● Task to carry out: Give back the lines below verbatim, omitting all pictures.

● Material for the task:
......
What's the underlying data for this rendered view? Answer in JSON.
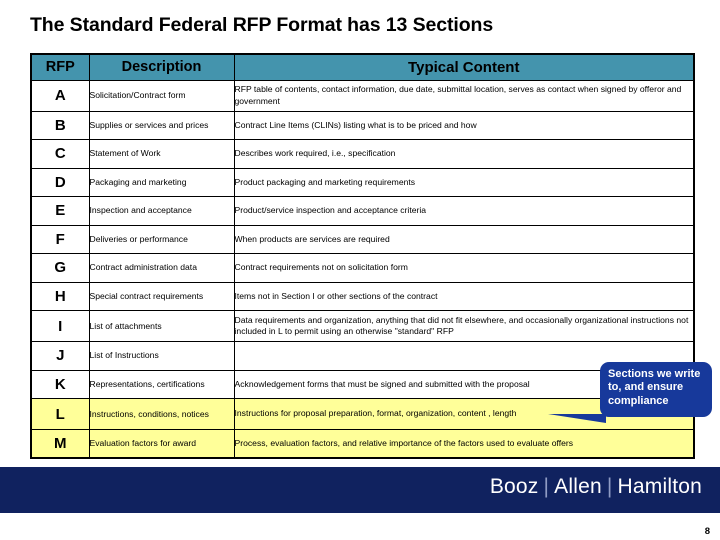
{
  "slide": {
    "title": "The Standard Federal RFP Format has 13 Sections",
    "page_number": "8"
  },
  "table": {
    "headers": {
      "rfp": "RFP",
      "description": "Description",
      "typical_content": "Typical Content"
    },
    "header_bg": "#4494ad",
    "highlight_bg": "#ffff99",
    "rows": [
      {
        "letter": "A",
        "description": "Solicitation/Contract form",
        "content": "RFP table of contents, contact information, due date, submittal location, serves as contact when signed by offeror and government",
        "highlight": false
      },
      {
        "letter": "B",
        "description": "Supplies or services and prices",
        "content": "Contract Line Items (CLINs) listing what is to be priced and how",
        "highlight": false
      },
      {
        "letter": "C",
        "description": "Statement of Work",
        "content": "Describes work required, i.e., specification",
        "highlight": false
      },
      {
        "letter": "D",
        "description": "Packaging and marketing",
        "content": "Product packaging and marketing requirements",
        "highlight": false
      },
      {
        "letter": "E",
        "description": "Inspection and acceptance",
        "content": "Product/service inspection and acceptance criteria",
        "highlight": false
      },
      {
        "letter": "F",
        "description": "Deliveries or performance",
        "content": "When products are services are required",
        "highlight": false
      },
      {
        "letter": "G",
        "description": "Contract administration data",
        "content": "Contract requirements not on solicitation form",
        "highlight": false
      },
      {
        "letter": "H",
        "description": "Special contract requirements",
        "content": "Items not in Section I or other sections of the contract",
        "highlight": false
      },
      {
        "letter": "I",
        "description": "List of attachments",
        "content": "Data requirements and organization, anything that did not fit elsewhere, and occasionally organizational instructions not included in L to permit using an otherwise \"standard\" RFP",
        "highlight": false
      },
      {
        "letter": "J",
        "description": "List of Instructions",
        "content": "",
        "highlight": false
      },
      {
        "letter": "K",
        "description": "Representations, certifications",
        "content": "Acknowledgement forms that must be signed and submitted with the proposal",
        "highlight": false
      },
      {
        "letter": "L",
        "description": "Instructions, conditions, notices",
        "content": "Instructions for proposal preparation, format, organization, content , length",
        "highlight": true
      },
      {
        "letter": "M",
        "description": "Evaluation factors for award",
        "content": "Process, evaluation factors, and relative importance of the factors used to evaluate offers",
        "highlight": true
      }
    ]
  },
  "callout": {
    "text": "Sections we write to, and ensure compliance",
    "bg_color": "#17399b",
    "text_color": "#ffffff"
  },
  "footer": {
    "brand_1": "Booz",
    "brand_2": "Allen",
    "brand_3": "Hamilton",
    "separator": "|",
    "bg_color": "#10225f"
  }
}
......
● Written answer:
What's the underlying data for this rendered view? Answer in JSON.
{
  "slide": {
    "title": "The Standard Federal RFP Format has 13 Sections",
    "page_number": "8"
  },
  "table": {
    "headers": {
      "rfp": "RFP",
      "description": "Description",
      "typical_content": "Typical Content"
    },
    "header_bg": "#4494ad",
    "highlight_bg": "#ffff99",
    "rows": [
      {
        "letter": "A",
        "description": "Solicitation/Contract form",
        "content": "RFP table of contents, contact information, due date, submittal location, serves as contact when signed by offeror and government",
        "highlight": false
      },
      {
        "letter": "B",
        "description": "Supplies or services and prices",
        "content": "Contract Line Items (CLINs) listing what is to be priced and how",
        "highlight": false
      },
      {
        "letter": "C",
        "description": "Statement of Work",
        "content": "Describes work required, i.e., specification",
        "highlight": false
      },
      {
        "letter": "D",
        "description": "Packaging and marketing",
        "content": "Product packaging and marketing requirements",
        "highlight": false
      },
      {
        "letter": "E",
        "description": "Inspection and acceptance",
        "content": "Product/service inspection and acceptance criteria",
        "highlight": false
      },
      {
        "letter": "F",
        "description": "Deliveries or performance",
        "content": "When products are services are required",
        "highlight": false
      },
      {
        "letter": "G",
        "description": "Contract administration data",
        "content": "Contract requirements not on solicitation form",
        "highlight": false
      },
      {
        "letter": "H",
        "description": "Special contract requirements",
        "content": "Items not in Section I or other sections of the contract",
        "highlight": false
      },
      {
        "letter": "I",
        "description": "List of attachments",
        "content": "Data requirements and organization, anything that did not fit elsewhere, and occasionally organizational instructions not included in L to permit using an otherwise \"standard\" RFP",
        "highlight": false
      },
      {
        "letter": "J",
        "description": "List of Instructions",
        "content": "",
        "highlight": false
      },
      {
        "letter": "K",
        "description": "Representations, certifications",
        "content": "Acknowledgement forms that must be signed and submitted with the proposal",
        "highlight": false
      },
      {
        "letter": "L",
        "description": "Instructions, conditions, notices",
        "content": "Instructions for proposal preparation, format, organization, content , length",
        "highlight": true
      },
      {
        "letter": "M",
        "description": "Evaluation factors for award",
        "content": "Process, evaluation factors, and relative importance of the factors used to evaluate offers",
        "highlight": true
      }
    ]
  },
  "callout": {
    "text": "Sections we write to, and ensure compliance",
    "bg_color": "#17399b",
    "text_color": "#ffffff"
  },
  "footer": {
    "brand_1": "Booz",
    "brand_2": "Allen",
    "brand_3": "Hamilton",
    "separator": "|",
    "bg_color": "#10225f"
  }
}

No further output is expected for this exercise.